The records
----------
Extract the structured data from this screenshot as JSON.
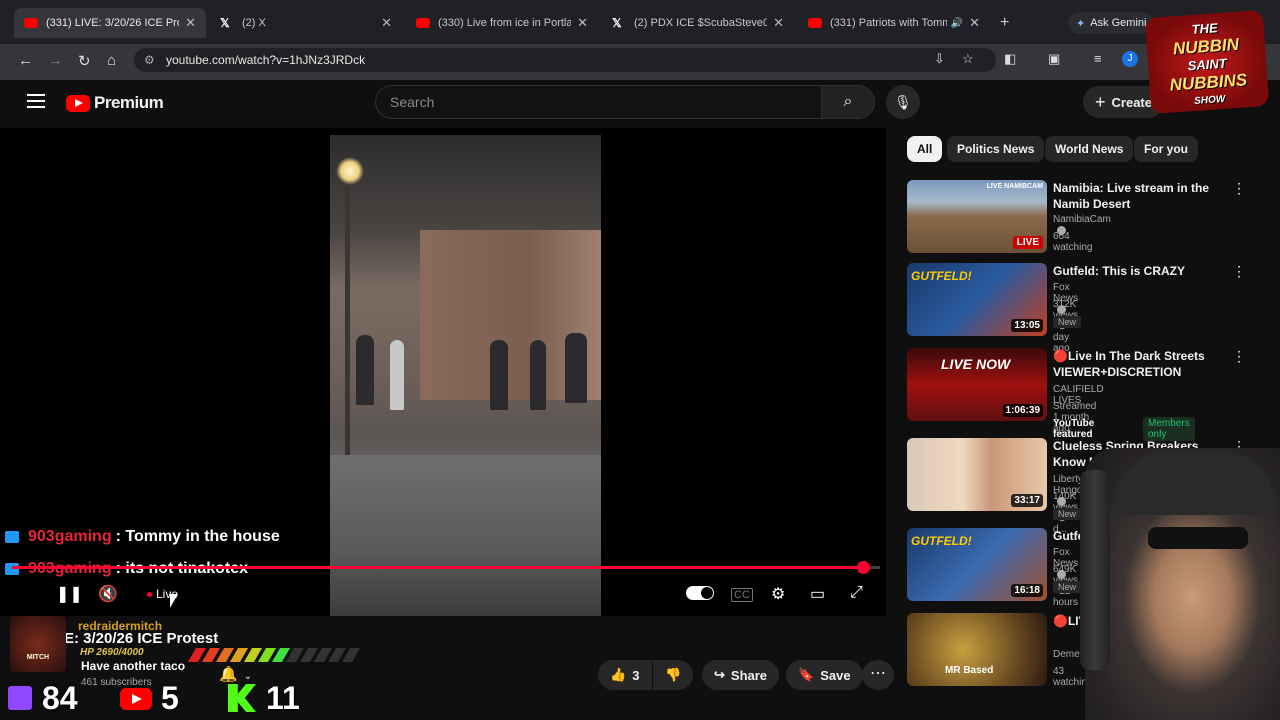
{
  "browser": {
    "tabs": [
      {
        "label": "(331) LIVE: 3/20/26 ICE Protest",
        "icon": "youtube-icon",
        "active": true
      },
      {
        "label": "(2) X",
        "icon": "x-icon",
        "active": false
      },
      {
        "label": "(330) Live from ice in Portland",
        "icon": "youtube-icon",
        "active": false
      },
      {
        "label": "(2) PDX ICE $ScubaSteve02626",
        "icon": "x-icon",
        "active": false
      },
      {
        "label": "(331) Patriots with Tommy",
        "icon": "youtube-icon",
        "active": false
      }
    ],
    "new_tab": "+",
    "gemini": "Ask Gemini",
    "url": "youtube.com/watch?v=1hJNz3JRDck",
    "profile_initial": "J"
  },
  "youtube": {
    "logo_text": "Premium",
    "search_placeholder": "Search",
    "create_label": "Create"
  },
  "player": {
    "live_label": "Live",
    "progress_fraction": 0.98
  },
  "chat_overlay": [
    {
      "user": "903gaming",
      "message": ": Tommy in the house"
    },
    {
      "user": "903gaming",
      "message": ": its not tinakotex"
    }
  ],
  "video_info": {
    "title_partial": "E: 3/20/26 ICE Protest",
    "subscribers": "461 subscribers",
    "like_count": "3",
    "share_label": "Share",
    "save_label": "Save"
  },
  "stream_overlay": {
    "username": "redraidermitch",
    "avatar_text": "MITCH",
    "hp": "HP 2690/4000",
    "message": "Have another taco",
    "twitch_count": "84",
    "youtube_count": "5",
    "kick_count": "11",
    "show_logo": [
      "THE",
      "NUBBIN",
      "SAINT",
      "NUBBINS",
      "SHOW"
    ]
  },
  "chips": [
    "All",
    "Politics News",
    "World News",
    "For you"
  ],
  "recommendations": [
    {
      "title": "Namibia: Live stream in the Namib Desert",
      "channel": "NamibiaCam",
      "meta": "664 watching",
      "badge": "LIVE",
      "badge_type": "live",
      "thumb_text": "LIVE NAMIBCAM"
    },
    {
      "title": "Gutfeld: This is CRAZY",
      "channel": "Fox News",
      "meta": "312K views • 1 day ago",
      "badge": "13:05",
      "badge_type": "duration",
      "new": "New",
      "thumb_text": "GUTFELD!"
    },
    {
      "title": "🔴Live In The Dark Streets VIEWER+DISCRETION",
      "channel": "CALIFIELD LIVES",
      "meta": "Streamed 1 month ago",
      "badge": "1:06:39",
      "badge_type": "duration",
      "featured": "YouTube featured",
      "members": "Members only",
      "thumb_text": "LIVE NOW"
    },
    {
      "title": "Clueless Spring Breakers Know NOTHING About America!",
      "channel": "Liberty Hangout",
      "meta": "140K views • 1 d...",
      "badge": "33:17",
      "badge_type": "duration",
      "new": "New",
      "thumb_text": ""
    },
    {
      "title": "Gutfeld: She is PiSs",
      "channel": "Fox News",
      "meta": "649K views • 22 hours",
      "badge": "16:18",
      "badge_type": "duration",
      "new": "New",
      "thumb_text": "GUTFELD!"
    },
    {
      "title": "🔴LIVE: MR B (3/20/2026)",
      "channel": "Demetrius",
      "meta": "43 watching",
      "badge": "",
      "badge_type": "none",
      "thumb_text": "MR Based"
    }
  ]
}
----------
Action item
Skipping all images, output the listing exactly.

Reply
Extract the structured data from this screenshot as JSON.
{
  "browser": {
    "tabs": [
      {
        "label": "(331) LIVE: 3/20/26 ICE Protest",
        "icon": "youtube-icon",
        "active": true
      },
      {
        "label": "(2) X",
        "icon": "x-icon",
        "active": false
      },
      {
        "label": "(330) Live from ice in Portland",
        "icon": "youtube-icon",
        "active": false
      },
      {
        "label": "(2) PDX ICE $ScubaSteve02626",
        "icon": "x-icon",
        "active": false
      },
      {
        "label": "(331) Patriots with Tommy",
        "icon": "youtube-icon",
        "active": false
      }
    ],
    "new_tab": "+",
    "gemini": "Ask Gemini",
    "url": "youtube.com/watch?v=1hJNz3JRDck",
    "profile_initial": "J"
  },
  "youtube": {
    "logo_text": "Premium",
    "search_placeholder": "Search",
    "create_label": "Create"
  },
  "player": {
    "live_label": "Live",
    "progress_fraction": 0.98
  },
  "chat_overlay": [
    {
      "user": "903gaming",
      "message": ": Tommy in the house"
    },
    {
      "user": "903gaming",
      "message": ": its not tinakotex"
    }
  ],
  "video_info": {
    "title_partial": "E: 3/20/26 ICE Protest",
    "subscribers": "461 subscribers",
    "like_count": "3",
    "share_label": "Share",
    "save_label": "Save"
  },
  "stream_overlay": {
    "username": "redraidermitch",
    "avatar_text": "MITCH",
    "hp": "HP 2690/4000",
    "message": "Have another taco",
    "twitch_count": "84",
    "youtube_count": "5",
    "kick_count": "11",
    "show_logo": [
      "THE",
      "NUBBIN",
      "SAINT",
      "NUBBINS",
      "SHOW"
    ]
  },
  "chips": [
    "All",
    "Politics News",
    "World News",
    "For you"
  ],
  "recommendations": [
    {
      "title": "Namibia: Live stream in the Namib Desert",
      "channel": "NamibiaCam",
      "meta": "664 watching",
      "badge": "LIVE",
      "badge_type": "live",
      "thumb_text": "LIVE NAMIBCAM"
    },
    {
      "title": "Gutfeld: This is CRAZY",
      "channel": "Fox News",
      "meta": "312K views • 1 day ago",
      "badge": "13:05",
      "badge_type": "duration",
      "new": "New",
      "thumb_text": "GUTFELD!"
    },
    {
      "title": "🔴Live In The Dark Streets VIEWER+DISCRETION",
      "channel": "CALIFIELD LIVES",
      "meta": "Streamed 1 month ago",
      "badge": "1:06:39",
      "badge_type": "duration",
      "featured": "YouTube featured",
      "members": "Members only",
      "thumb_text": "LIVE NOW"
    },
    {
      "title": "Clueless Spring Breakers Know NOTHING About America!",
      "channel": "Liberty Hangout",
      "meta": "140K views • 1 d...",
      "badge": "33:17",
      "badge_type": "duration",
      "new": "New",
      "thumb_text": ""
    },
    {
      "title": "Gutfeld: She is PiSs",
      "channel": "Fox News",
      "meta": "649K views • 22 hours",
      "badge": "16:18",
      "badge_type": "duration",
      "new": "New",
      "thumb_text": "GUTFELD!"
    },
    {
      "title": "🔴LIVE: MR B (3/20/2026)",
      "channel": "Demetrius",
      "meta": "43 watching",
      "badge": "",
      "badge_type": "none",
      "thumb_text": "MR Based"
    }
  ]
}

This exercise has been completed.